Research in our lab focuses on the development of new chemical tools for biomedical applications, as well as the synthesis of dynamically responsive materials. Philosophically, we take the view that many problems in biology and materials science are at heart problems in mechanistic physical organic chemistry. Using a joint theoretical/experimental approach, we design and synthesize new materials that have applications in biomedicine and materials science.
Photocages are light-sensitive chemical protecting groups that mask a substrate through a covalent linkage that renders the substrate inert. Upon irradiation, light is absorbed by the photocage and the substrate is released, restoring the substrate’s biological activity. These chemical tools are extremely valuable in biological settings because they allow investigators to control when, where, and how much of a bioactive substrate is released using targeted pulses of focused light. Released cargos can include drugs, dyes, ions, signaling agents, neurotransmitters, nucleotides, or bioactive small molecules.
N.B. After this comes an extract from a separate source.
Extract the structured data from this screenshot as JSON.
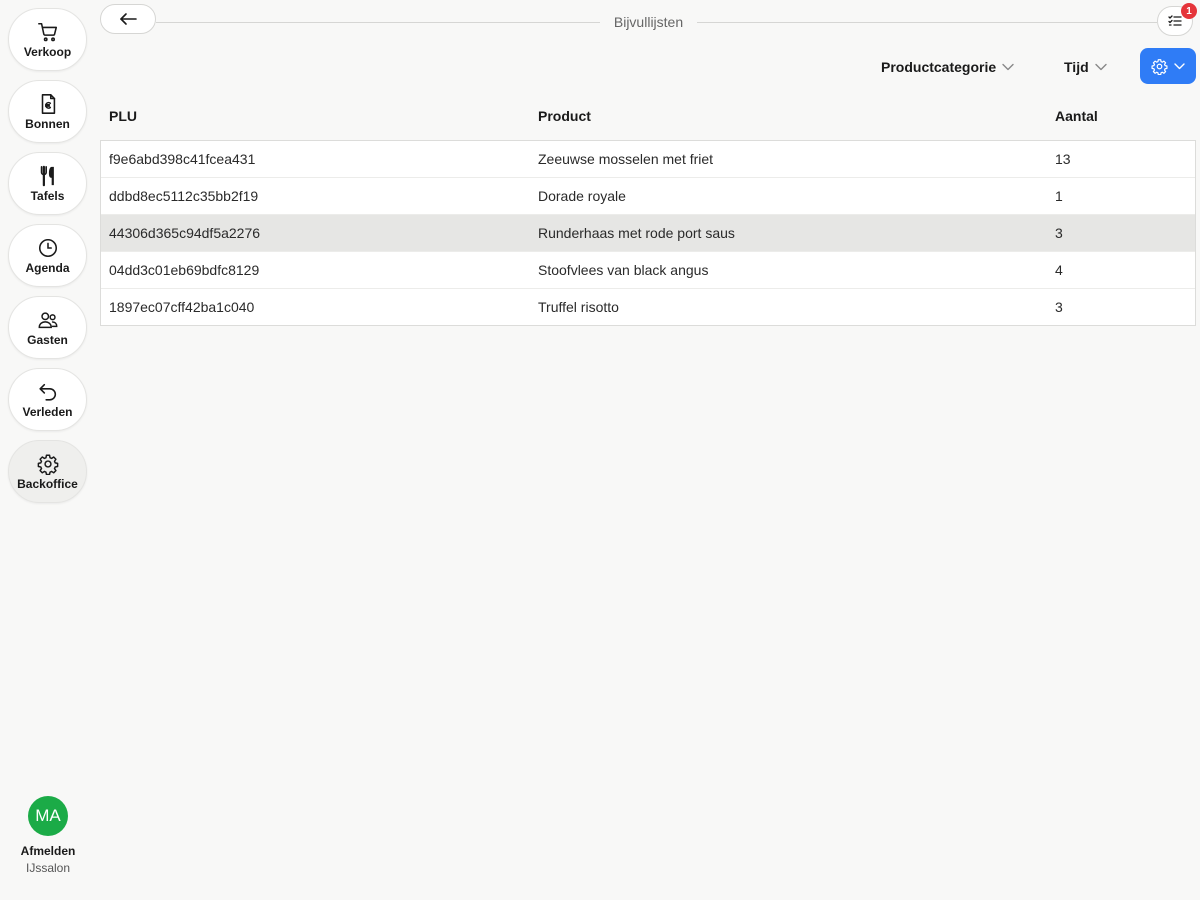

A drawback of most known photocages is that they absorb ultraviolet light. Irradiation with UV light is a problem for biological studies because UV light is phototoxic and does not penetrate far into tissue. The problem we are working on is developing chemical protecting groups that can release bioactive molecules using visible light, particularly with light wavelengths in the biological window where light penetration into tissue is maximal to allow photorelease in living systems (see graph above). Additionally, visible light is not phototoxic like UV light.
Air Stable Radicals for Stimuli Responsive Materials
Interest in the synthesis of stimuli-responsive soft materials has led to a search for new strategies for achieving large property changes in organic materials in response to mild external cues. Our approach to this problem is to achieve stimuli-responsive changes in organic material properties by switching the spin state of stable organic radical-derived materials. Such spin crossover materials that change spin configuration upon a stimulus (e.g. heating) are established for inorganic molecules and transition metal complexes, but are essentially unprecedented for organic structures. Inorganic spin crossover materials find applications in thermochromic paints, sensors, displays, and mechanical actuators, and exploit the large changes in properties that occur upon switching spin states of a metal.
Our key innovation has been to adapt the idea of spin crossover that has thus far been restricted to inorganic materials and bring this idea to organic materials. Specifically, we have identified organic free radicals based on viologen cation radicals that can switch between diamagnetic spin-paired forms and paramagnetic spin-unpaired forms upon different stimuli (e.g. temperature change, non-covalent binding, etc), leading to large changes in optical and magnetic properties. The key to our approach is to covalently link two stable organic radicals that form a weak pi bond (~2 kcal/mol) that leads to spin pairing of the two radicals. A stimulus that disrupts this very weak bonding interaction between the two radicals then leads to a spin-unpaired paramagnetic species, with large accompanying changes in optical and magnetic properties. These novel materials will lead to new classes of stimuli-responsive soft polymers and turn-on MRI contrast reagents that provide contrast upon activation by a biomolecule or other stimulus (pH, enzymatic activity, binding event, etc).